15 Centre for Addiction and Mental Health (CAMH), Toronto, ON, Canada;

16 Black Dog Institute, Sydney, Australia

17Murdoch Childrens Research Institute, Centre for Adolescent Health, Melbourne, Australia

18Department of Psychiatry, University of Melbourne, Professorial Unit, The Melbourne Clinic, Melbourne, Australia.

Corresponding author: Joseph Firth, NICM Health Research Unit, University of Western Sydney, Penrith, NSW 2750, Australia. Tel: +44 (0)161 306 7914. Email: j.firth@westernsydney.edu.au

Co-final author (Felice Jacka and Jerome Sarris)

Funding and Conflict of Interests

JF is supported by a Blackmores Institute Fellowship. WM is funded by a Deakin University Dean’s Postdoctoral Research Fellowship. FNJ is supported by an NHMRC Career Development Fellowship (2) (APP1108125). JS is funded by an NHMRC Research Fellowship (APP1125000). ST is funded by the South Eastern Sydney Local Health District in a clinical position. BS is supported by the Health Education England and the National Institute for Health Research HEE/ NIHR ICA Programme Clinical Lectureship (ICA-CL-2017-03-001). The views expressed in this publication are those of the author(s) and not necessarily those of the NHS, the National Institute for Health Research or the Department of Health and Social Care. Felice Jacka has received Grant/Research support from the Brain and Behaviour Research Institute, the National Health and Medical Research Council (NHMRC), Australian Rotary Health, the Geelong Medical Research Foundation, the Ian Potter Foundation, Eli Lilly, Meat and Livestock Australia, Woolworths Limited, The Fernwood Foundation, The Wilson Foundation, GMHBA and The University of Melbourne and has received speakers honoraria from Sanofi-Synthelabo, Janssen Cilag, Servier, Pfizer, Health Ed, Network Nutrition, Angelini Farmaceutica, Eli Lilly and Metagenics.

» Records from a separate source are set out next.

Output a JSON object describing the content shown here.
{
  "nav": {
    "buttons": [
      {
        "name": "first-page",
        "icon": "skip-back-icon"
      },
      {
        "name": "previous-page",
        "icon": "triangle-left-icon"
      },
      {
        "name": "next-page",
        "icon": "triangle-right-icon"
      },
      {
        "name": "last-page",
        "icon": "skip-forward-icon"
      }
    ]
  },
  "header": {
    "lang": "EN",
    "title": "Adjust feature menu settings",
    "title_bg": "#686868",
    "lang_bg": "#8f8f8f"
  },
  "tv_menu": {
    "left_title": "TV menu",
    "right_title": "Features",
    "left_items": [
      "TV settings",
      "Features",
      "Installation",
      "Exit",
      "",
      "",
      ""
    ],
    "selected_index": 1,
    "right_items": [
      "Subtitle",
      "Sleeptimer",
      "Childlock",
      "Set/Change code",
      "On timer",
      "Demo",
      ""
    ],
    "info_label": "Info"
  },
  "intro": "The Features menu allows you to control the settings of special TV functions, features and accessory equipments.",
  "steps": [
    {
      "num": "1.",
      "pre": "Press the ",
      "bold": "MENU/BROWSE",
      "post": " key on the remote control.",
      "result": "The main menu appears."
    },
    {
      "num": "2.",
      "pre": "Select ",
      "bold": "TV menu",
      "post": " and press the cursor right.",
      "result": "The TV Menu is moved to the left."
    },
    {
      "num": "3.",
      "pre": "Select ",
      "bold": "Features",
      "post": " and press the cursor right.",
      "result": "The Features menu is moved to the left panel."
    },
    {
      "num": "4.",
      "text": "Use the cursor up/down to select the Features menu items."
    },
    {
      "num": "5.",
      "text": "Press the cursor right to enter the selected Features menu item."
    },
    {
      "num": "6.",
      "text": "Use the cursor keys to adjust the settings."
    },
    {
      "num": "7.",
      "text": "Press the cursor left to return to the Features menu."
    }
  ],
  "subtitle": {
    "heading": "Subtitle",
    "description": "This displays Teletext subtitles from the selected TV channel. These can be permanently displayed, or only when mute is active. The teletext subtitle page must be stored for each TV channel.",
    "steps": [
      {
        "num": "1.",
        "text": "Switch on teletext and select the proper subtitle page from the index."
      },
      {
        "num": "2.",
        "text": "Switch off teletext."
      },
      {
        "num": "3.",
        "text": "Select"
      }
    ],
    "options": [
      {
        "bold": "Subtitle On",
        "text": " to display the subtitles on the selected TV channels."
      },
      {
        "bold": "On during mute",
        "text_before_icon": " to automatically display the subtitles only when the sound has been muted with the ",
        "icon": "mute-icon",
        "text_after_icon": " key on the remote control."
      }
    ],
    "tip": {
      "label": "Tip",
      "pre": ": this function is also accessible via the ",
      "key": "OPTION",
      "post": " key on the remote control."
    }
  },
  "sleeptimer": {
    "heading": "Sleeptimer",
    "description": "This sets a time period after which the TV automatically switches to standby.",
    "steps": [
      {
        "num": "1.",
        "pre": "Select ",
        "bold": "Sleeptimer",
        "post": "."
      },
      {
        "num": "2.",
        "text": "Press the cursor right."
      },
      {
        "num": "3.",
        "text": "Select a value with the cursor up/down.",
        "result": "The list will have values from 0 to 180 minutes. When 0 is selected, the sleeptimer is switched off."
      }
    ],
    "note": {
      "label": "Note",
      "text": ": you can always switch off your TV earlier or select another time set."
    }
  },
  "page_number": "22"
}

J.Sarris has received either presentation honoraria, travel support, clinical trial grants, book royalties, or independent consultancy payments from: Integria Healthcare & MediHerb, Pfizer, Scius Health, Key Pharmaceuticals, Taki Mai, Bioceuticals & Blackmores, Soho-Flordis, Healthworld, HealthEd, HealthMasters, Kantar Consulting, Research Reviews, Elsevier, Chaminade University, International Society for Affective Disorders, Complementary Medicines Australia, SPRIM, Terry White Chemists, ANS, Society for Medicinal Plant and Natural Product Research, Sanofi-Aventis, Omega-3 Centre, the National Health and Medical Research Council, CR Roper Fellowship.

Registration: PROSPERO online protocol: CRD42018091256.

Funding: None

Copyright © 2019 by American Psychosomatic Society